Two struggling species received a boost recently when the North Branch Land Trust conserved 400 acres in Luzerne County.
As part of a mitigation project with Pennsy Supply Corp., the land trust conserved a 100-acre parcel in Dorrance Township that is home to Balliet Run, an exceptional-value stream that contains native brook trout.
The trust also partnered with Earth Conservancy to conserve 300 acres in Newport Township that contains habitat for the endangered Indiana bat. That parcel was also preserved as part of the Pennsy mitigation agreement, which came about after the company expanded its quarry.
Paul Lumia, NBLT executive director, said the U.S. Fish and Wildlife Service required Pennsy to mitigate the acreage from its quarry expansion because it was within a 10-mile radius of a Pennsylvania Natural Diversity Inventory hit on the Indiana bat.
“Pennsy contacted wanting to know if we knew of any land within the Indiana bat habitat to conserve,” Lumia said.
The 100-acre site in Dorrance Township was already owned by Pennsy and the conservation easement, which means the property can never be developed. It is monitored by NBLT.
Lumia said his organization was interested in the tract because of the presence of native brook trout in Balliet Run. Native brook trout have been declining in Pennsylvania due to habitat loss.
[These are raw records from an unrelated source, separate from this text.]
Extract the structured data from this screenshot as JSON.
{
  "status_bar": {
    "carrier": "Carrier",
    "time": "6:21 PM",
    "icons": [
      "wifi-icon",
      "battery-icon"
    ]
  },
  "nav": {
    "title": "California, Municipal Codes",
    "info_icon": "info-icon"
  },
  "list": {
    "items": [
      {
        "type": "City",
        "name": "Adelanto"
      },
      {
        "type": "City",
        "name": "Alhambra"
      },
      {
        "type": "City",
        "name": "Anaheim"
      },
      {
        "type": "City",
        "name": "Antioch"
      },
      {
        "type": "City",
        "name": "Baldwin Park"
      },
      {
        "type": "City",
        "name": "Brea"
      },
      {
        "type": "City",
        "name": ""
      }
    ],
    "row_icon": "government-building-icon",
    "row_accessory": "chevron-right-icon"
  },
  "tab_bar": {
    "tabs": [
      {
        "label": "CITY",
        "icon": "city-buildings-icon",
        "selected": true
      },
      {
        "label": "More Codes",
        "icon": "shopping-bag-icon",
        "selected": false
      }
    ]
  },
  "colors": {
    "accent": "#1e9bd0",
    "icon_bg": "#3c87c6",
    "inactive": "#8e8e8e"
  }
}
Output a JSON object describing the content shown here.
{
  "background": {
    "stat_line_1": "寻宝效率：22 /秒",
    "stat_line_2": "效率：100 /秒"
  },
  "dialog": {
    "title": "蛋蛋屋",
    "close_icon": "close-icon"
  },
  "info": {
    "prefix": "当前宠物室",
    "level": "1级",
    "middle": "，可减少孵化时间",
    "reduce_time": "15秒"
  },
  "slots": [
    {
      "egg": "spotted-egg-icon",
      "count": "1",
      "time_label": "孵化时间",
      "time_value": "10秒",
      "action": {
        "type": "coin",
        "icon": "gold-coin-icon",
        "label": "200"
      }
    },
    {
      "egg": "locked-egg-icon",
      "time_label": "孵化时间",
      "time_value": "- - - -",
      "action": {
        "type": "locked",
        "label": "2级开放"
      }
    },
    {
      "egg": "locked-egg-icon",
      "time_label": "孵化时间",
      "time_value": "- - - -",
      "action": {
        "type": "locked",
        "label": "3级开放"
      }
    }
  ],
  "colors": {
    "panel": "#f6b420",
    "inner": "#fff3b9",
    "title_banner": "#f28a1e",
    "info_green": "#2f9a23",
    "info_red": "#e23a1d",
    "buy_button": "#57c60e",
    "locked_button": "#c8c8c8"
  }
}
The 300-acre parcel in Newport Township is owned by Earth Conservancy and is close to the location of the PNDI hit on the Indiana bat, Lumia said. The property also contains small caves which are used by bats, he said.
To preserve the parcel, Pennsy paid Earth Conservancy $1,000 per acre for the conservation easement, which is monitored by the land trust. Earth Conservancy still owns the property.
“Our strategic plan is to conserve a lot of these areas in Luzerne County that are threatened,” Lumia said. “These two sites were prime for conservation.”
Earth Conservancy president Mike Dziak said the Newport Township property is part of 2,000 acres that his organization owns in that area, and the land is enrolled in the Pennsylvania Game Commission’s public access program to allow hunting.
“Our intention is to keep the top of that mountain green,” Dziak said.
Lumia said the land trust is actively pursuing other conservation projects in the county, including a 400-acre tract on Bald Mountain that contains the headwaters and tributaries to Mill Creek. The plan is to purchase the property and donate it to another land trust to monitor, Lumia said.
There are also plans to conserve more than 3,300 acres in Mocanaqua. The property is owned by Earth Conservancy and Lumia said the land trust is seeking a grant from the state Department of Conservation and Natural Resources to acquire the parcel.
If the purchase is made, Lumia said the land will be turned over to the Bureau of Forestry.